Thursday, 19 April 2012

When To Re-Write for an Agent - And When Not

An agent likes your 3 chapters and synopsis and asks to see more. Heart pounding, you send the whole thing out. They love it! Cue champagne...until they ask for some re-writes.

It's YOUR book.

Firstly, you need to judge the scale of what they want changing. Is it small stuff? Or big changes? Will it impinge on the theme or tone of the book? Do you understand the reasoning behind the change?

It's YOUR book.

I made major plot changes to one of my books to make a US sale. I'm not sure that it's better - the change makes the tone different - but I understood why they wanted it changed, and it didn't impinge on the important stuff of theme and meaning. I was happy-ish to make the changes (and very happy to cash the cheques).

It's YOUR book.

But what if you're not yet at that stage, and it's an agent who is wanting changes. I think it still applies: you have to understand what they see as the problem that needs to be solved. If you don't understand what that is, you won't be able to re-write convincingly. You also have to believe and agree that the 'problem' needs solving. If you don't, you won't be able to re-write with any conviction. Re-writing without conviction leads to unsatisfactory writing, and disillusionment and demoralisation.

It's YOUR book.

Re-writing just to please someone else is doomed to failure. In my opinion, if you don't understand why they want changes or you don't agree with their reasons, then you have to question whether they are a good match for you. You have to write from the heart, or it's no good. Your agent really has to believe in you, or they won't be able to convey that to someone else.

It's YOUR book.

However, if you do understand their reasons for wanting changes and think they're good, then go ahead and re-write. In my experience, re-writing when the author understands the perceived problems means a stronger more confident second draft.

It's YOUR book.

The main thing is that if you don't understand, or don't like the direction you're being steered to, then don't re-write. You're not a puppet performing for others, and you don't have to be represented by anyone. Nowadays, you don't need an agent or a publisher to see your work made available around the world. And above all, never forget that it's not their book and you ultimately call the shots because - and don't you forget it -

It's YOUR book.


Giles Diggle said...

Use your head and follow the heart of your book. Don't ever sell your soul. Count to ten. Take deep breaths. Return to your desk with positive thoughts. Improve your text.

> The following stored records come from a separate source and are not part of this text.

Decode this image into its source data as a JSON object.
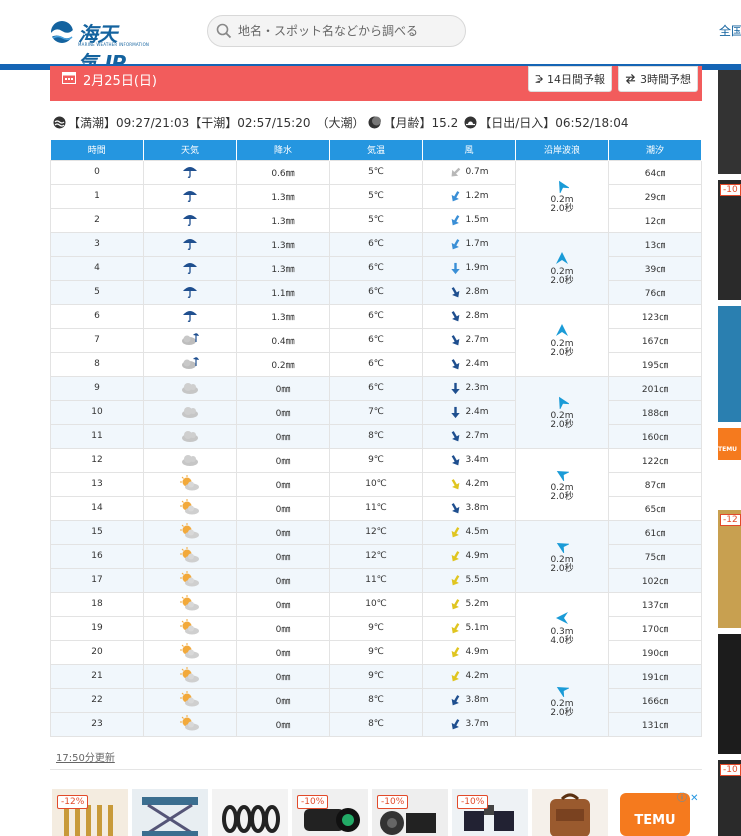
{
  "header": {
    "logo_text": "海天気.JP",
    "logo_sub": "MARINE WEATHER INFORMATION",
    "search_placeholder": "地名・スポット名などから調べる",
    "nav_label": "全国"
  },
  "date_bar": {
    "date": "2月25日(日)",
    "btn_14day": "14日間予報",
    "btn_3hour": "3時間予想"
  },
  "tide_info": {
    "high_label": "【満潮】",
    "high_value": "09:27/21:03",
    "low_label": "【干潮】",
    "low_value": "02:57/15:20",
    "tide_type": "（大潮）",
    "moon_label": "【月齢】",
    "moon_value": "15.2",
    "sun_label": "【日出/日入】",
    "sun_value": "06:52/18:04"
  },
  "table": {
    "headers": [
      "時間",
      "天気",
      "降水",
      "気温",
      "風",
      "沿岸波浪",
      "潮汐"
    ],
    "rows": [
      {
        "hour": "0",
        "weather": "rain",
        "precip": "0.6㎜",
        "temp": "5℃",
        "wind_dir": 315,
        "wind_color": "light",
        "wind": "0.7m",
        "tide": "64㎝"
      },
      {
        "hour": "1",
        "weather": "rain",
        "precip": "1.3㎜",
        "temp": "5℃",
        "wind_dir": 330,
        "wind_color": "blue",
        "wind": "1.2m",
        "tide": "29㎝"
      },
      {
        "hour": "2",
        "weather": "rain",
        "precip": "1.3㎜",
        "temp": "5℃",
        "wind_dir": 330,
        "wind_color": "blue",
        "wind": "1.5m",
        "tide": "12㎝"
      },
      {
        "hour": "3",
        "weather": "rain",
        "precip": "1.3㎜",
        "temp": "6℃",
        "wind_dir": 330,
        "wind_color": "blue",
        "wind": "1.7m",
        "tide": "13㎝"
      },
      {
        "hour": "4",
        "weather": "rain",
        "precip": "1.3㎜",
        "temp": "6℃",
        "wind_dir": 0,
        "wind_color": "blue",
        "wind": "1.9m",
        "tide": "39㎝"
      },
      {
        "hour": "5",
        "weather": "rain",
        "precip": "1.1㎜",
        "temp": "6℃",
        "wind_dir": 30,
        "wind_color": "navy",
        "wind": "2.8m",
        "tide": "76㎝"
      },
      {
        "hour": "6",
        "weather": "rain",
        "precip": "1.3㎜",
        "temp": "6℃",
        "wind_dir": 30,
        "wind_color": "navy",
        "wind": "2.8m",
        "tide": "123㎝"
      },
      {
        "hour": "7",
        "weather": "cloud-rain",
        "precip": "0.4㎜",
        "temp": "6℃",
        "wind_dir": 30,
        "wind_color": "navy",
        "wind": "2.7m",
        "tide": "167㎝"
      },
      {
        "hour": "8",
        "weather": "cloud-rain",
        "precip": "0.2㎜",
        "temp": "6℃",
        "wind_dir": 30,
        "wind_color": "navy",
        "wind": "2.4m",
        "tide": "195㎝"
      },
      {
        "hour": "9",
        "weather": "cloud",
        "precip": "0㎜",
        "temp": "6℃",
        "wind_dir": 0,
        "wind_color": "navy",
        "wind": "2.3m",
        "tide": "201㎝"
      },
      {
        "hour": "10",
        "weather": "cloud",
        "precip": "0㎜",
        "temp": "7℃",
        "wind_dir": 0,
        "wind_color": "navy",
        "wind": "2.4m",
        "tide": "188㎝"
      },
      {
        "hour": "11",
        "weather": "cloud",
        "precip": "0㎜",
        "temp": "8℃",
        "wind_dir": 30,
        "wind_color": "navy",
        "wind": "2.7m",
        "tide": "160㎝"
      },
      {
        "hour": "12",
        "weather": "cloud",
        "precip": "0㎜",
        "temp": "9℃",
        "wind_dir": 30,
        "wind_color": "navy",
        "wind": "3.4m",
        "tide": "122㎝"
      },
      {
        "hour": "13",
        "weather": "sun-cloud",
        "precip": "0㎜",
        "temp": "10℃",
        "wind_dir": 30,
        "wind_color": "yellow",
        "wind": "4.2m",
        "tide": "87㎝"
      },
      {
        "hour": "14",
        "weather": "sun-cloud",
        "precip": "0㎜",
        "temp": "11℃",
        "wind_dir": 30,
        "wind_color": "navy",
        "wind": "3.8m",
        "tide": "65㎝"
      },
      {
        "hour": "15",
        "weather": "sun-cloud",
        "precip": "0㎜",
        "temp": "12℃",
        "wind_dir": 330,
        "wind_color": "yellow",
        "wind": "4.5m",
        "tide": "61㎝"
      },
      {
        "hour": "16",
        "weather": "sun-cloud",
        "precip": "0㎜",
        "temp": "12℃",
        "wind_dir": 330,
        "wind_color": "yellow",
        "wind": "4.9m",
        "tide": "75㎝"
      },
      {
        "hour": "17",
        "weather": "sun-cloud",
        "precip": "0㎜",
        "temp": "11℃",
        "wind_dir": 330,
        "wind_color": "yellow",
        "wind": "5.5m",
        "tide": "102㎝"
      },
      {
        "hour": "18",
        "weather": "sun-cloud",
        "precip": "0㎜",
        "temp": "10℃",
        "wind_dir": 330,
        "wind_color": "yellow",
        "wind": "5.2m",
        "tide": "137㎝"
      },
      {
        "hour": "19",
        "weather": "sun-cloud",
        "precip": "0㎜",
        "temp": "9℃",
        "wind_dir": 330,
        "wind_color": "yellow",
        "wind": "5.1m",
        "tide": "170㎝"
      },
      {
        "hour": "20",
        "weather": "sun-cloud",
        "precip": "0㎜",
        "temp": "9℃",
        "wind_dir": 330,
        "wind_color": "yellow",
        "wind": "4.9m",
        "tide": "190㎝"
      },
      {
        "hour": "21",
        "weather": "sun-cloud",
        "precip": "0㎜",
        "temp": "9℃",
        "wind_dir": 330,
        "wind_color": "yellow",
        "wind": "4.2m",
        "tide": "191㎝"
      },
      {
        "hour": "22",
        "weather": "sun-cloud",
        "precip": "0㎜",
        "temp": "8℃",
        "wind_dir": 330,
        "wind_color": "navy",
        "wind": "3.8m",
        "tide": "166㎝"
      },
      {
        "hour": "23",
        "weather": "sun-cloud",
        "precip": "0㎜",
        "temp": "8℃",
        "wind_dir": 330,
        "wind_color": "navy",
        "wind": "3.7m",
        "tide": "131㎝"
      }
    ],
    "waves": [
      {
        "height": "0.2m",
        "period": "2.0秒",
        "dir": 60
      },
      {
        "height": "0.2m",
        "period": "2.0秒",
        "dir": 90
      },
      {
        "height": "0.2m",
        "period": "2.0秒",
        "dir": 90
      },
      {
        "height": "0.2m",
        "period": "2.0秒",
        "dir": 60
      },
      {
        "height": "0.2m",
        "period": "2.0秒",
        "dir": 30
      },
      {
        "height": "0.2m",
        "period": "2.0秒",
        "dir": 30
      },
      {
        "height": "0.3m",
        "period": "4.0秒",
        "dir": 0
      },
      {
        "height": "0.2m",
        "period": "2.0秒",
        "dir": 30
      }
    ]
  },
  "updated": "17:50分更新",
  "ads": {
    "badges": [
      "-12%",
      "-10%",
      "-10%",
      "-10%"
    ],
    "temu": "TEMU",
    "side_badges": [
      "-10",
      "-12",
      "-10"
    ],
    "side_temu": "TEMU"
  },
  "colors": {
    "brand": "#14639f",
    "header_bar": "#1565b5",
    "date_bar": "#f25c5c",
    "table_header": "#2596e0",
    "wave_arrow": "#1a9bd7",
    "wind_navy": "#1f4f8f",
    "wind_blue": "#3a8fd6",
    "wind_yellow": "#e0c520"
  }
}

Sally Zigmond said...

I wish I'd read this many years ago when, young and green, I completely rewrote a novel - twice - for a literary agent who had her own ideas about what sort of book I had written. It didn't work and no editor wanted it.

At the time I was so grateful that someone--anyone--was taking the time to talk to me that, even though she worked for a well-known and reputable agency, we weren't a good match and I totally ignored my own gut feeling. It wasted a lot of my time and my self-esteem. Be warned.

Diane Fordham said...

Top post Sarah. I do agree. Yes I think it is important to understand why changes are suggested and to believe that it will enhance your novel and chances of publication. As you say 'It's YOUR book'. :-)

Catherine Czerkawska said...

This can't be said too often - so thank-you for saying it so clearly! After half a lifetime as a writer you'd think I'd have learnt, and perhaps I have now, but it took me a very long time. The fact is that there are agents, editors (and since I'm a playwright too) directors who can clarify the things you know in your heart, but don't quite want to admit - often, they do it just by asking the right questions. But there are others who seem to be trying to make you write the book or play they think you should have written (and sometimes the book they wish they could write themselves!)If you go too far down that route - and I've been there once or twice - a whole project can implode leaving you with nothing. We have to learn to make the distinction.

Sarah Duncan said...

Giles - Golden advice.

Sally - I've known so many people who have been through this process and some have stopped writing because of it. You're absolutely right.

Diane - thanks!

Catherine - I utterly related to your comment. Yes, sometimes the feedback is spot on, and just what you needed. But other times it's just destructive. We have to learn to be true to ourselves and make the distinction, as you say.